A variety of Group Movement Classes are offered multiple times a week at Rebelle Movement.

Rebelle’s class roster includes ballet, ballet barre, tap, hip hop, contemporary, jazz, and burlesque. Moulder — who earned a bachelor’s degree in dance from the University of Oregon while in her 30s in 2013 — also offers functional fitness classes at her studio. According to the Mayo Clinic, functional fitness exercises train muscles to work together and prepare them for daily use by simulating common movements people do at home, work, and in sports. Functional fitness also focuses on core stability. “Everyone has their own level, and what we try to do is meet you where you are,” Moulder says.

While some participants may want to just attend the dance classes at Rebelle, there are also performance opportunities available. Dancers can choose to participate in occasional events like Eugene’s National Dance Week or join Rebelle Ballet or Rebelle Burlesque. Those who want to get more serious can try out for the Elite Dance Company.

Moulder describes Rebelle as a “labor of love,” where the goal is compassionate fitness, not competitive fitness. “I’ve always needed dance.

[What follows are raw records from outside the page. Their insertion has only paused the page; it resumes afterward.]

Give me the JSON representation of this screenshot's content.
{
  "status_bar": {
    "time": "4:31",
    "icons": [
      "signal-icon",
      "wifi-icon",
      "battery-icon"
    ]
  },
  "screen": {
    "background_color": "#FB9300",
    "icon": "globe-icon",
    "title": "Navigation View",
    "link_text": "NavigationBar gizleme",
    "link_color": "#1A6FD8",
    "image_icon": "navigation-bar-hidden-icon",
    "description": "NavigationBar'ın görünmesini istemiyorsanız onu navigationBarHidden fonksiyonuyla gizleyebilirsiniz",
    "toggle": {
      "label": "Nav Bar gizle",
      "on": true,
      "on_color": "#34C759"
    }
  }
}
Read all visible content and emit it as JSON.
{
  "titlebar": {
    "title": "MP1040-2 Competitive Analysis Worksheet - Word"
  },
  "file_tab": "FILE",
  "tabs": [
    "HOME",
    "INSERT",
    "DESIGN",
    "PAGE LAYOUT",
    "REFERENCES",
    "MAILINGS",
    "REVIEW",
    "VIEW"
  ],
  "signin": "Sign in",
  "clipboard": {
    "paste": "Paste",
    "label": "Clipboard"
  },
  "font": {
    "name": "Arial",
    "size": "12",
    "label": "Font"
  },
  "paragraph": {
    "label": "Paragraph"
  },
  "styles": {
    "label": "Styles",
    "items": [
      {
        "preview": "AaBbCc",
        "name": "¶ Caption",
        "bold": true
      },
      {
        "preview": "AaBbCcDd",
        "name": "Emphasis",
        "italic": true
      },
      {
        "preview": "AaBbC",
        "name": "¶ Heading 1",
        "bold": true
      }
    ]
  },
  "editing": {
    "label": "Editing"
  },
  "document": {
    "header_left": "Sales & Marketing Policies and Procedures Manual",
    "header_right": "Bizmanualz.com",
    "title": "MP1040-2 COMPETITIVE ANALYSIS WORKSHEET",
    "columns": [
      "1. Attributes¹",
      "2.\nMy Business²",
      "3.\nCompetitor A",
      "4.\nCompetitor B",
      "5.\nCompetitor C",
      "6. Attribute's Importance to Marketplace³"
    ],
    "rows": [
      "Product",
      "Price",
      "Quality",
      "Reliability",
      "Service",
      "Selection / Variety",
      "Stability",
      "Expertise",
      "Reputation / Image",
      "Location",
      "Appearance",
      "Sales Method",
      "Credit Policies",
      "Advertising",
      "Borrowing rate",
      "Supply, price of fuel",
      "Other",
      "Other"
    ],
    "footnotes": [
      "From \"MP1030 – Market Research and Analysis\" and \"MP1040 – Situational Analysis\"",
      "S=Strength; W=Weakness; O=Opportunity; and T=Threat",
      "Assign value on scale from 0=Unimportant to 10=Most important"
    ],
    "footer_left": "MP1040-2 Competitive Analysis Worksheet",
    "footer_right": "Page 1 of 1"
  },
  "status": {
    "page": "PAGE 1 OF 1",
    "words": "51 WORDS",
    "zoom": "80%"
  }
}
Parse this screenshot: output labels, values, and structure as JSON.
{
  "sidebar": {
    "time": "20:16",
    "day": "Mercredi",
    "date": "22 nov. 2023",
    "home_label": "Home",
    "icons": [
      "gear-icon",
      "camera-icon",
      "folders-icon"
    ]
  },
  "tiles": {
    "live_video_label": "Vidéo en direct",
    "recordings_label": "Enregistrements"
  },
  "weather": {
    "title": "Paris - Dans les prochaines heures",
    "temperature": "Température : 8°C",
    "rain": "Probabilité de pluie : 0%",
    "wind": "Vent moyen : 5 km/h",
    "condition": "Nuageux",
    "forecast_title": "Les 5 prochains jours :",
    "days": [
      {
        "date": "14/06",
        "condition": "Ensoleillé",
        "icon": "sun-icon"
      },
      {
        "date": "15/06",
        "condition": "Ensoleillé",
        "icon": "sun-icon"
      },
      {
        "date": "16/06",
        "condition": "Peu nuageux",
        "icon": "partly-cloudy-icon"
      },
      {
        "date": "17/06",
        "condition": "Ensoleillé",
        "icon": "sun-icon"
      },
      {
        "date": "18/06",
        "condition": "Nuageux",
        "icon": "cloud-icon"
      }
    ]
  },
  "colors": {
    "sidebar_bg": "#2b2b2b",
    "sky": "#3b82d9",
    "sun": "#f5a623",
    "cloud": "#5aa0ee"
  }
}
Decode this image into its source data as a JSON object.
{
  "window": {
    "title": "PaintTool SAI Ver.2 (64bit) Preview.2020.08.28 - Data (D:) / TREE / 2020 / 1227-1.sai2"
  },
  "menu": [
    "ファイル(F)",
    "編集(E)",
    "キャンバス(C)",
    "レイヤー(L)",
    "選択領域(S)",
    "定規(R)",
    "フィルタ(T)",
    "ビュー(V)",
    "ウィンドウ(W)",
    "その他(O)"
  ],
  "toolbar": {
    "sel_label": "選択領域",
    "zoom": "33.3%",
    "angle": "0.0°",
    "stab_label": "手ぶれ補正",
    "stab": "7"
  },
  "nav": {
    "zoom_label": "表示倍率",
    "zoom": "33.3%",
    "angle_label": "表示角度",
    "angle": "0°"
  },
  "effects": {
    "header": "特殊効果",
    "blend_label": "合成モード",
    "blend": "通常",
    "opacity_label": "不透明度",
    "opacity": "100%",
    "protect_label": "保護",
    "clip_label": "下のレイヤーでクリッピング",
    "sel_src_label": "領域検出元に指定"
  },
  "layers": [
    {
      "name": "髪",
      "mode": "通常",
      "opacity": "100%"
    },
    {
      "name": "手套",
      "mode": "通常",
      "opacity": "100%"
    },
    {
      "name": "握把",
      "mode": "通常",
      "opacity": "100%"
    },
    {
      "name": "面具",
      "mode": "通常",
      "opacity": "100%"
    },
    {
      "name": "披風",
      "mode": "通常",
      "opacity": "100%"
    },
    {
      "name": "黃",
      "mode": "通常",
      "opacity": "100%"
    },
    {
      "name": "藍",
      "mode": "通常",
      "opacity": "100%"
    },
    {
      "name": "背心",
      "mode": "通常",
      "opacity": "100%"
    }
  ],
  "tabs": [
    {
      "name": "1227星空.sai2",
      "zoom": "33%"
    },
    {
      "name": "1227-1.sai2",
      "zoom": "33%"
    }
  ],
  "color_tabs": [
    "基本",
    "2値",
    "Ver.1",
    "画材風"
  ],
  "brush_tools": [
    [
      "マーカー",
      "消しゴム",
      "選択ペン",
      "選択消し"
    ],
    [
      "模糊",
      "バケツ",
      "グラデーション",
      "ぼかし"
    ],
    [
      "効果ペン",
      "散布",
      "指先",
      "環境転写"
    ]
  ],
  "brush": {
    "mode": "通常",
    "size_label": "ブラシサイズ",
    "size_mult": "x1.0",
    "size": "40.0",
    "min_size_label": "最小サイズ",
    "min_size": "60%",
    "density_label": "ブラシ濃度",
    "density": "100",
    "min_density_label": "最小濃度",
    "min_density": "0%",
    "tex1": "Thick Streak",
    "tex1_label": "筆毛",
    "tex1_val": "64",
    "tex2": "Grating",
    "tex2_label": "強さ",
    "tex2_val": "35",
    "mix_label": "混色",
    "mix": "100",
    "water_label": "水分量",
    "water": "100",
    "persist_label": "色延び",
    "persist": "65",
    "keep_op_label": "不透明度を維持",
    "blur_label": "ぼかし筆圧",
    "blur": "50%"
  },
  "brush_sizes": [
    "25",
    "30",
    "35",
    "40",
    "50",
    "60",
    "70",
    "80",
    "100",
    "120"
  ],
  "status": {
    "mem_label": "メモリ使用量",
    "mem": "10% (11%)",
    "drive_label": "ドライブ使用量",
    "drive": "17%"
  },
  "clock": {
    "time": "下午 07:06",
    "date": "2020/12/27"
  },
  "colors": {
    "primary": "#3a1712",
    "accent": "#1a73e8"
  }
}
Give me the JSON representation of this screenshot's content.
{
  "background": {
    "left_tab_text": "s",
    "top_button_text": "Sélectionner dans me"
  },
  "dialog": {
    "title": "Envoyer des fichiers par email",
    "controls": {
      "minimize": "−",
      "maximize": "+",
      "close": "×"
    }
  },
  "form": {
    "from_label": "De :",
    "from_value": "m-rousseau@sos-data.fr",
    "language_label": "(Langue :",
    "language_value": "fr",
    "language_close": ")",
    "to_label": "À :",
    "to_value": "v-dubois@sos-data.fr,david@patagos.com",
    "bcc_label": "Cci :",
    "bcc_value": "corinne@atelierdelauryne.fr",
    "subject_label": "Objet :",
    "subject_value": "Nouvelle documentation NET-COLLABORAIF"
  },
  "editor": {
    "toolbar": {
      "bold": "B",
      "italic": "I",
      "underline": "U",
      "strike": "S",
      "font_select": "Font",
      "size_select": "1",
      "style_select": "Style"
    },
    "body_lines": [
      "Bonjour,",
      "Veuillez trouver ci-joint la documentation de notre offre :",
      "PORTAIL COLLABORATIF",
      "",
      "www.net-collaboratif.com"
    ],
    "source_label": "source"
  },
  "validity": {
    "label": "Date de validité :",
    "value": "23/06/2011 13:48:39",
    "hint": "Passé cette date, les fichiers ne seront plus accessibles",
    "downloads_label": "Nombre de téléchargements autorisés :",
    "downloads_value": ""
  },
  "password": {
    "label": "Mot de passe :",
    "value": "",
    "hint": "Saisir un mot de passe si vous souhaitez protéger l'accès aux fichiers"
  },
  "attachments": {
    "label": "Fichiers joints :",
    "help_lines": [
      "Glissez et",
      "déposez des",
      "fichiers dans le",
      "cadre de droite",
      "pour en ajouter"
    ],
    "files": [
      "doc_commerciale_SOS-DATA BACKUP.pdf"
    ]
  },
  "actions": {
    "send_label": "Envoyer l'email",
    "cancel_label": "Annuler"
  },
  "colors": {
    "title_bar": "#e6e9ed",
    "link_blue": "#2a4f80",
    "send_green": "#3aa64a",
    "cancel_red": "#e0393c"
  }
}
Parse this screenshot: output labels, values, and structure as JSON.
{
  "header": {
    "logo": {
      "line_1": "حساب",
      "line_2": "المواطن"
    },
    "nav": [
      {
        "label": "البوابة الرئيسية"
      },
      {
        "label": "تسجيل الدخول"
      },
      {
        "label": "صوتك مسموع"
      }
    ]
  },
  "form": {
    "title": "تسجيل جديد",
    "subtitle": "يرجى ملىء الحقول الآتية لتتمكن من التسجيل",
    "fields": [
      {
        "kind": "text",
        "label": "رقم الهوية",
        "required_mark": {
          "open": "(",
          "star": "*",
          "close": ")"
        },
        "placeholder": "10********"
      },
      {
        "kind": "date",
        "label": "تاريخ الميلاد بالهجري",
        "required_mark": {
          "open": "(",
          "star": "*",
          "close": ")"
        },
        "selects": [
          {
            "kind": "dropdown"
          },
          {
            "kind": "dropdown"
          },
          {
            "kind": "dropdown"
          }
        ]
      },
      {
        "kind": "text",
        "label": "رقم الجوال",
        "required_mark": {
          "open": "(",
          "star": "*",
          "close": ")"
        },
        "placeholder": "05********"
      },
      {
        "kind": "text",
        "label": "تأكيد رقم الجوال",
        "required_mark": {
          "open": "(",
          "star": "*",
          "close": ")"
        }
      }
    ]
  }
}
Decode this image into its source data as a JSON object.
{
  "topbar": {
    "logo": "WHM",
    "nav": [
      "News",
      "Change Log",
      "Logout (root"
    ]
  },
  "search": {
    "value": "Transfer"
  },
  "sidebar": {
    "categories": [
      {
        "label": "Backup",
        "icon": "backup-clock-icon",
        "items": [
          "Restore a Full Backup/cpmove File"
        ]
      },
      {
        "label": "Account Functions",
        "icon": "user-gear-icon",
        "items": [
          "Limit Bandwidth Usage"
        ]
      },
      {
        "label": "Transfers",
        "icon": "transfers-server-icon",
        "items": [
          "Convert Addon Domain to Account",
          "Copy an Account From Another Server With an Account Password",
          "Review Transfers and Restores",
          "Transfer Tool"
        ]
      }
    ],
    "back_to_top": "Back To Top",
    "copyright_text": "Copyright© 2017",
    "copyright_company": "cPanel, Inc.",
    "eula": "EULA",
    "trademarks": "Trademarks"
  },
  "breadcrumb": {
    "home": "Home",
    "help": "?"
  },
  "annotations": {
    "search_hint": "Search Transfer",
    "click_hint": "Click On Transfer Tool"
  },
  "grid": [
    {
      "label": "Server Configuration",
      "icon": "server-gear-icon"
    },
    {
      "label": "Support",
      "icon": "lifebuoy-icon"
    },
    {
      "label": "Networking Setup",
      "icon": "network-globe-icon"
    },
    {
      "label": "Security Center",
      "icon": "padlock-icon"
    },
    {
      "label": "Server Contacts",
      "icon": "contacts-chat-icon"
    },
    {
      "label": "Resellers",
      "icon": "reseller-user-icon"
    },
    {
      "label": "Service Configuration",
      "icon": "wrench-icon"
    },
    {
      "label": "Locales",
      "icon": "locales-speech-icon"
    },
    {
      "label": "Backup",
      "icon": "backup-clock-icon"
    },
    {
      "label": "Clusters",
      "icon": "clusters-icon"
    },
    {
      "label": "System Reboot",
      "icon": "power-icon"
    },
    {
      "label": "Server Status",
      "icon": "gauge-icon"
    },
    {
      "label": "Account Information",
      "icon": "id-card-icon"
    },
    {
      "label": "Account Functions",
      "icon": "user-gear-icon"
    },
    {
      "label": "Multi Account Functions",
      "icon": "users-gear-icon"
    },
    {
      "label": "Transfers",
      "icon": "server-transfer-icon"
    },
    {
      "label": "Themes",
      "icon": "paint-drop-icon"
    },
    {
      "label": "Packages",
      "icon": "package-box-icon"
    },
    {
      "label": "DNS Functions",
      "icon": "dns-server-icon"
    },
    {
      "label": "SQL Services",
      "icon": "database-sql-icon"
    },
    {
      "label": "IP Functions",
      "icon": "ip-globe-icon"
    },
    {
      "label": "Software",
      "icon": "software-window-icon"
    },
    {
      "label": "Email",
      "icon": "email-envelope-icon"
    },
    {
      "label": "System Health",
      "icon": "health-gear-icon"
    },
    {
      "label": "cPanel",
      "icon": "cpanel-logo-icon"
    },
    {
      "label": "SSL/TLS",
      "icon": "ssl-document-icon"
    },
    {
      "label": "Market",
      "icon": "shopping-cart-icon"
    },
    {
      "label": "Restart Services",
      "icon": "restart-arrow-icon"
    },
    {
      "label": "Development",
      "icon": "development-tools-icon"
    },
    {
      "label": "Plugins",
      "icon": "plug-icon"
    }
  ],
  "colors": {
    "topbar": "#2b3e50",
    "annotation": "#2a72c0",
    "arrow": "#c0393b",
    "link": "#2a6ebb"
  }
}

For me, it was always a safe space,” she says. Thus, “I am always trying to be here, available when you’re ready.”